The VA runs a 50-bed domiciliary on Benson and C Street in Anchorage for recovering alcoholics and drug addicts that has a good success rate, but barriers to entry, waiting list and recidivism rate indicate the need for more beds and a different approach for some vets, Davidge said.

The state can help by helping with housing linked to support services, said Susan Bomalaski, executive director of Catholic Social Services. Bomalaski said that group has also applied for a VA grant that helps serve veterans with children.

The state could also help homeless veterans, and the homeless in general, by encouraging the development of affordable family housing through the Alaska Housing Finance Corp., said Trevor Storrs, with the Anchorage Coalition on Homelessness.

Committee member Sen. Cathy Giessel, R-Eagle River asked the group if there were any cost figures for homeless veterans in Anchorage.

"They're probably accessing services, it's costing the city of Anchorage something," Giessel said. What would the cost savings amount to, she continued, if the project went ahead?

While there's been no formal study in Alaska, homeless in Seattle or Philadelphia cost the system $100,000 to $150,000 per person per year in services such as emergency-room medical care, jail and police time or shelter stays, Storrs said. If placed in a Housing First facility, those same people cost the system $25,000 or $30,000, he said.

Storrs cautioned the committee that the savings don't represent hard cash but instead come in the form of less spending to expand, say, hospital or emergency responder staff.

Davidge said later that his foundation last year did apply for VA grant money to fund the project as a pilot in Alaska but current budget cuts have eroded the odds that money will come.

That's one of the reasons he decided to approach state lawmakers.
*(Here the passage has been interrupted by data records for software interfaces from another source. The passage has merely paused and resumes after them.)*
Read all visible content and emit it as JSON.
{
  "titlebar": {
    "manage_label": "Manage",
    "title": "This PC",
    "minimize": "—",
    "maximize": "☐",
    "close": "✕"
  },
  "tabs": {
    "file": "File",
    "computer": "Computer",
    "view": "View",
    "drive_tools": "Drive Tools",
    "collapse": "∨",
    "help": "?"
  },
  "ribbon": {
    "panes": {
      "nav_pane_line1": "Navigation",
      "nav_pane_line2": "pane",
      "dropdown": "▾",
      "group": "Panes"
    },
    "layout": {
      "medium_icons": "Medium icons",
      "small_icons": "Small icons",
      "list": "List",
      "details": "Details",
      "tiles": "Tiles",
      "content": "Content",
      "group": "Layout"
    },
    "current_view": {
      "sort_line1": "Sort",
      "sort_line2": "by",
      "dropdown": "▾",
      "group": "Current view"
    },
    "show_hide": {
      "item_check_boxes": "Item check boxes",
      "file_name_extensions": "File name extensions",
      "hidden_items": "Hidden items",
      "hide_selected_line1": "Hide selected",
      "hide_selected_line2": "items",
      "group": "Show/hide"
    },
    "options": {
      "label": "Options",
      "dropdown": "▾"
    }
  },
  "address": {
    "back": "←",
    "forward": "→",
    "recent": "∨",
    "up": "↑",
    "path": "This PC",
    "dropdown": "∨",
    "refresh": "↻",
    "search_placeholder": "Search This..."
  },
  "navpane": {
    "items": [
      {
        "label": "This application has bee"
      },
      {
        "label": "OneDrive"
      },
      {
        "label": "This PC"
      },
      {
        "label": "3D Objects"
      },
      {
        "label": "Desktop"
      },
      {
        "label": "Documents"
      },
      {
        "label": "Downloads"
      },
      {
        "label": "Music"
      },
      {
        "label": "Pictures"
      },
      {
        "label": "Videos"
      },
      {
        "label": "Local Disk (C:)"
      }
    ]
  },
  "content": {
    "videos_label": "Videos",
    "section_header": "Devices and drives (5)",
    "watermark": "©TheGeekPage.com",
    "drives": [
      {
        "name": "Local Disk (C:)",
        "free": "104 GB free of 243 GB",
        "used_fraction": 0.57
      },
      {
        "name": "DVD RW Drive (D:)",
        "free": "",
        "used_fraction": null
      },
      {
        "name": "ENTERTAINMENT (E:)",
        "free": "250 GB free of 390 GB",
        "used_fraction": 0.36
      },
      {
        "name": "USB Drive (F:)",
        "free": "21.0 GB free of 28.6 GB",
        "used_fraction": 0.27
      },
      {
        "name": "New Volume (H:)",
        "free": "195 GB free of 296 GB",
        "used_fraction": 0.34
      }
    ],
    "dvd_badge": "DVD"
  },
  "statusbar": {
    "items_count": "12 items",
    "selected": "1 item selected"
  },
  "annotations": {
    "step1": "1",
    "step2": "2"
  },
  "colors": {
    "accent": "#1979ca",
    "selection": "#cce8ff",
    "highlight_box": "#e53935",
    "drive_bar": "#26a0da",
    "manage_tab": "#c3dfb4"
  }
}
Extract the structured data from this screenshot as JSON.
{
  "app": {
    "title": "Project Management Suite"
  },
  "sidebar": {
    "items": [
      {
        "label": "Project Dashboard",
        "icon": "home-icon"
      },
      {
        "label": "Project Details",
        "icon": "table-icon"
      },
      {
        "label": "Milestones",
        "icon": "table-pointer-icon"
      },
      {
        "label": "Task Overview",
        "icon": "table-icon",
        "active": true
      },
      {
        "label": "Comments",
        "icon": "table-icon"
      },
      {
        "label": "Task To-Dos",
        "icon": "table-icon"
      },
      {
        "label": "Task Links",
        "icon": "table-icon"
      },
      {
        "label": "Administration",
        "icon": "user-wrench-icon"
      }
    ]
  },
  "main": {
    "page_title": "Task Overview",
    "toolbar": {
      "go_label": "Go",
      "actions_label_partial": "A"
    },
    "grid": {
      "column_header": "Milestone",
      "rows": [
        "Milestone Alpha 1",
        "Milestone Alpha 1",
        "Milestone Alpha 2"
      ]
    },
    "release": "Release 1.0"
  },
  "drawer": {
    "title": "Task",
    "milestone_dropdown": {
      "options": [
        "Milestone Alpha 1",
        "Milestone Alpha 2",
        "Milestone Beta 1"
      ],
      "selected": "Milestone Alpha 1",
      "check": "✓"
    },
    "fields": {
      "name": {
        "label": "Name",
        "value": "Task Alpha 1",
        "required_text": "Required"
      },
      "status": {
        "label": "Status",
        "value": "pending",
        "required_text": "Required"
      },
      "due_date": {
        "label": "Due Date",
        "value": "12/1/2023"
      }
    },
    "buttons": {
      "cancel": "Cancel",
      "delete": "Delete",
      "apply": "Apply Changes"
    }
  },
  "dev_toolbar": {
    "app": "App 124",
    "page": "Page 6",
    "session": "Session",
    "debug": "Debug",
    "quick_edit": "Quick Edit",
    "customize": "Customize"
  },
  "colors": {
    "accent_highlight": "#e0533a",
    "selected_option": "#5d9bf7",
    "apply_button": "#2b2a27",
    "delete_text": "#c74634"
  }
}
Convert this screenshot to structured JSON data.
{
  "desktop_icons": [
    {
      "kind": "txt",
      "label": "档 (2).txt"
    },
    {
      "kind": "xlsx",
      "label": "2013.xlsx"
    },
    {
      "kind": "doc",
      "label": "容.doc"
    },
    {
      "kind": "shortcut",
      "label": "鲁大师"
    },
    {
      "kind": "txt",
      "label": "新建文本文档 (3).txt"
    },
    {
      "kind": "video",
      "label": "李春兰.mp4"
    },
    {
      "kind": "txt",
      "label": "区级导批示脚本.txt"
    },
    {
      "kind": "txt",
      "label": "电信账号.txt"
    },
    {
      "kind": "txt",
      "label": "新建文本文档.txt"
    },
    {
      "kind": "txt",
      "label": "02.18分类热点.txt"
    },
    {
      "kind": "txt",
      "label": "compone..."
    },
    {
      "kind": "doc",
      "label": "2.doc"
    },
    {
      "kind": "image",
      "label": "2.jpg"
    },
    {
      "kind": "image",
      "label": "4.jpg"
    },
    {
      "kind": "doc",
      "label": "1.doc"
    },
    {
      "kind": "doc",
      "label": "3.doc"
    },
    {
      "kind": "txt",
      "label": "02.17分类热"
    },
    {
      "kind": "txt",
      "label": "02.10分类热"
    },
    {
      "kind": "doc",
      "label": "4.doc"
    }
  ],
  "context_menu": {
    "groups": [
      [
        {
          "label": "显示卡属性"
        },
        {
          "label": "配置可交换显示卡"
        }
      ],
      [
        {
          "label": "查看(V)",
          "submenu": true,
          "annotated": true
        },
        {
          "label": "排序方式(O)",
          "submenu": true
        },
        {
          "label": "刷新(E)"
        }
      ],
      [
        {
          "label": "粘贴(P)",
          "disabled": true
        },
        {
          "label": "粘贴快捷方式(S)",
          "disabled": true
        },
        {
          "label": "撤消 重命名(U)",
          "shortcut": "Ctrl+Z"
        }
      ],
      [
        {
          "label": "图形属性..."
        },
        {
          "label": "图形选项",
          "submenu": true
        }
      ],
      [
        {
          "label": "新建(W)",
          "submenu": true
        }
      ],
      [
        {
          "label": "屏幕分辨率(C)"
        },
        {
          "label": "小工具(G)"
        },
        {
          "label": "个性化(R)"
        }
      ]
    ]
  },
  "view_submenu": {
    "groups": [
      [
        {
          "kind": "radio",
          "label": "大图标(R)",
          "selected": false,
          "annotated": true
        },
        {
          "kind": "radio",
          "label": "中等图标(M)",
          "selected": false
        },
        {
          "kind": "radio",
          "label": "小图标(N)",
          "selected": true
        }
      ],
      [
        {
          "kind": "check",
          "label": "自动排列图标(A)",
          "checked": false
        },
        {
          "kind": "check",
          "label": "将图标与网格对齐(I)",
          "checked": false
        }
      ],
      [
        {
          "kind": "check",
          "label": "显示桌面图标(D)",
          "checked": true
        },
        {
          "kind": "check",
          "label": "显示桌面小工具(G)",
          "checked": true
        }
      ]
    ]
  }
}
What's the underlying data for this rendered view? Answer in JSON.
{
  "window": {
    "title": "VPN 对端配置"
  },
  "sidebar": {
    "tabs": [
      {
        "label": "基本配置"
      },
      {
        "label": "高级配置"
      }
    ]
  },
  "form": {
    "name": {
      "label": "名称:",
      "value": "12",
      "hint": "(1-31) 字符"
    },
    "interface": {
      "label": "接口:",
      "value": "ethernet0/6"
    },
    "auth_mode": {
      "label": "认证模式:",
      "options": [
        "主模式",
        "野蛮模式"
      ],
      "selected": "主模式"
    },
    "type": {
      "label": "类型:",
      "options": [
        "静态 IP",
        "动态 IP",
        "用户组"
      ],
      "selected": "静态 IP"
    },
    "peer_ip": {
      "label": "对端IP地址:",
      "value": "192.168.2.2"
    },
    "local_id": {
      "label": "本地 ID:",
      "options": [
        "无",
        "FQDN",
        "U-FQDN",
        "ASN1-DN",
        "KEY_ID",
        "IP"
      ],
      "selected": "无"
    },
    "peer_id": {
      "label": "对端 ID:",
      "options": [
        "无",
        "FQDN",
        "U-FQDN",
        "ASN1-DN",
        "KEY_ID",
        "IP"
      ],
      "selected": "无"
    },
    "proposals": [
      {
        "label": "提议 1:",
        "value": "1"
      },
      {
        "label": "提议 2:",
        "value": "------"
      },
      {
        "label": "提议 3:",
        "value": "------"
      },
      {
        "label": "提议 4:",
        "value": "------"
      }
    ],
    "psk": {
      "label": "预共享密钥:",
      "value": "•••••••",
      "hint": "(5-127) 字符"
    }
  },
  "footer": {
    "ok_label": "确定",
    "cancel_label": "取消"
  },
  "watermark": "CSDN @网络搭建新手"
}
"Veterans who have a service-connected disability will always remain the responsibility of the federal government but others are in some part our responsibility in Anchorage and Alaska," Davidge wrote in an e-mail. "As the Mayor said, these folks are not only citizens, they are veterans and we need to step up for them, because they did it for us."

This article published in The Alaska Star on Thursday, March 17, 2011.